Effective counseling begins with effective assessment. I think the problem with poor outcomes and low success rates for many alcohol and drug treatment programs starts with how they handle assessments, or how they don’t handle them in many cases. Many years ago, I worked in a treatment center where clients were admitted to the residential facility, started the program, and were often discharged from the program – before they received a complete assessment. One or two clinicians were assigned the task of handling assessments, and they assessed the clients as their schedule permitted. Sometimes weeks or months later, often never. On occasion, clients would make it through the program and graduate without ever being assessed. Counselors would begin counseling clients and wait indefinitely for an assessment to show up in the client’s file. It is a state-licensed treatment facility, that facility still follows the same procedures today.
In private practice, a comprehensive assessment allows me to fully understand the client’s substance use disorder and how to help them achieve success. It is the data that enables me to create a comprehensive recovery plan that specifically addresses the client’s needs. With advancements in technology, it has never been easier to complete a thorough assessment. In my practice, this involves the administration of standardized screening and assessment tools in addition to the bio/psych/social interview. In the past, it took a considerable amount of time and training to administer and score most of the assessment and screening tools. Now you can deliver many of them by computer or the internet and receive the scoring and reports instantaneously.
I use the Substance Abuse Subtle Screening Inventory (SASSI-4) and the Addiction Severity Index (ASI). There are at least 18 other substance abuse screening and assessment tools available, but I prefer these two for several reasons. The SASSI-4 takes a client less than 20 minutes to complete and is one of the most accurate screening tools available. It helps to identify individuals who have a high probability of a substance use disorder and also individuals who are in denial or unwilling to acknowledge their substance abuse problems.
The ASI is one of the most comprehensive assessments and addresses seven potential problem areas that are critical to understanding significant problems that may be contributing to a client’s substance use. The ASI takes the client approximately 90 minutes to complete and automatically generates a narrative report with composite scores, a client placement worksheet based on the six ASAM dimensions, and a treatment planning tool. You can administer both the SASSI-4 and the ASI via an interactive multimedia internet-based version.
Once I have screened a client, and they have completed their intake paperwork, which I send to them electronically, I create profiles for them in both tools and email them the links to complete them online. I instruct them to complete the assessments before their initial appointment, and I review all of the data before the first session. This process allows me to bypass much of the basic information gathering and focus on further understanding the problem areas during the 90-minute assessment session. I share data with them from both tools during the meeting, which can also be helpful for them in understanding the severity of their problem.
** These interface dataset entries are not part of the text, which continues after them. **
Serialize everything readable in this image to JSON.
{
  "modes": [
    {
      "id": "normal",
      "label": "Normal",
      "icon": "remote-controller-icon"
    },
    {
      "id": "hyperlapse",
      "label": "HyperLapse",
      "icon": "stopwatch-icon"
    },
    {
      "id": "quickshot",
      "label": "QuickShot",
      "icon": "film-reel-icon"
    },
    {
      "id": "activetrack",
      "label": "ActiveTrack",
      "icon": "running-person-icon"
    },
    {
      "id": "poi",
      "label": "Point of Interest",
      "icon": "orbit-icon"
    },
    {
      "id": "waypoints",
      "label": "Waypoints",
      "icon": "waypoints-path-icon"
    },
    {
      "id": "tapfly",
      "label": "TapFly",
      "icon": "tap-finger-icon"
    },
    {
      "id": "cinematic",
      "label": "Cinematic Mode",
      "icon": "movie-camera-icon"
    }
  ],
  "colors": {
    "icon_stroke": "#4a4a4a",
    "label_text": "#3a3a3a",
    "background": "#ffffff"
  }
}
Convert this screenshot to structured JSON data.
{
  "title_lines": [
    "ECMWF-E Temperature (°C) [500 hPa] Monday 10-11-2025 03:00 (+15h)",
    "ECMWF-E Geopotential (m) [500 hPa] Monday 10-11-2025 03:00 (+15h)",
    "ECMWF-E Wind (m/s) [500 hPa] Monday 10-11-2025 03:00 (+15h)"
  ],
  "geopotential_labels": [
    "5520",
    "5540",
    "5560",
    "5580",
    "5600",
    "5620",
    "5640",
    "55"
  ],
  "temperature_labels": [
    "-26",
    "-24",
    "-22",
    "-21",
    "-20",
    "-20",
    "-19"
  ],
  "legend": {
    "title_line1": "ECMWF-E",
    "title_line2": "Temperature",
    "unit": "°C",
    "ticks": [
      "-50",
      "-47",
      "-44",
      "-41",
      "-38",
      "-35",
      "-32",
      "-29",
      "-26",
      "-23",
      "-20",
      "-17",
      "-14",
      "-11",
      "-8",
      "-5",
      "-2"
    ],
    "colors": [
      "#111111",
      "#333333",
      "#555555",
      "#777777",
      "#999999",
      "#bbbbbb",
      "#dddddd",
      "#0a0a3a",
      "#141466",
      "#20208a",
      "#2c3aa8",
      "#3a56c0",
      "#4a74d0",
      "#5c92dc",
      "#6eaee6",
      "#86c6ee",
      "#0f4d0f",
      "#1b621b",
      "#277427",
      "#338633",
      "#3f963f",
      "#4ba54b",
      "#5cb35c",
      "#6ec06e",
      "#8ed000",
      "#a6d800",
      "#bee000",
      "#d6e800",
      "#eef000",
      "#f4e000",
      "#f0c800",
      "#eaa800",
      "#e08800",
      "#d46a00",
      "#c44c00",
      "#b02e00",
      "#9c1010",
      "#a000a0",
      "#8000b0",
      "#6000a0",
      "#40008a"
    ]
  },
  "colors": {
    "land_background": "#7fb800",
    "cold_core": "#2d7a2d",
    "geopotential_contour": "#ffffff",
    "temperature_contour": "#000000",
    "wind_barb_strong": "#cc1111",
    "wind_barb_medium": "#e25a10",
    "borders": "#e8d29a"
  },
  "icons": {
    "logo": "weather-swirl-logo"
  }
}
One unintended benefit I have discovered over the years is that it also helps to keep the client engaged during the downtime between their initial screening and their first appointment. While it is typically less than one week from the time a client initially contacts me to our first in-person meeting, completing these assessments allows the client to begin engaging in the process immediately. Before our initial meeting, the client has already made an investment of time in their recovery. If a client cannot complete these before the first session, it is often a significant red flag that often results in a referral to a higher level of care.
There are other important reasons why I believe these tools are valuable in private practice. If you are billing insurance, or your clients are submitting superbills for reimbursement, there is always the chance that the insurance company will require additional information for the approval of their claims. They may ask what standardized tools or assessments you used to evaluate their need for counseling. In the unlikely event that questions arise regarding your scope of practice or your assessment procedure, you also have two independent measures of the client’s substance use disorder and the severity. These tools provide data that is independent of your professional opinion. I have also had scenarios where the assessment tools and my interview resulted in a referral to a higher level of care. In some cases, the client was able to utilize this data to obtain preauthorization for IOP or residential treatment.
The SASSI Institute has a website where you can establish an account, purchase licenses, and begin administering the screening tool to your clients. Their website is https://www.sassionline.com/. They provided comprehensive online and in-person training if you are unfamiliar with the administration and interpretation of the instrument. They also offer free “clinical interpretation” services in which they will review a specific report and help you understand it when necessary. Each time you administer the SASSI-4, you will need to purchase a license. Individually purchasing the license for one administration is $12.50, but you can buy licenses in bulk at a significant discount. I include the cost of the tool as part of the fee I charge for an assessment.
Inflexxion is the company that developed the ASI-MV (multimedia version). Inflexxion does not utilize the same licensing model used by many of the assessment tool providers. They charge one flat fee per year for unlimited use of the tool. For addiction professionals in private practice, that fee is usually $500 per year. Inflexxion understands that this fee can be prohibitive for some counselors just starting their practice, and have made a very generous offer to readers of my book Addiction Private Practice: The Definitive Guide for Addiction Counselors and Therapists, and members of APN. You can set up an account and use the tool as much as you’d like ABSOLUTELY FREE for the first year! Visit the Practice Resources page on the APN website under “Assessments” for information on how to set up your free account.
Membership in the Addiction Professionals Network (APN) is free, and we hope you’ll join us!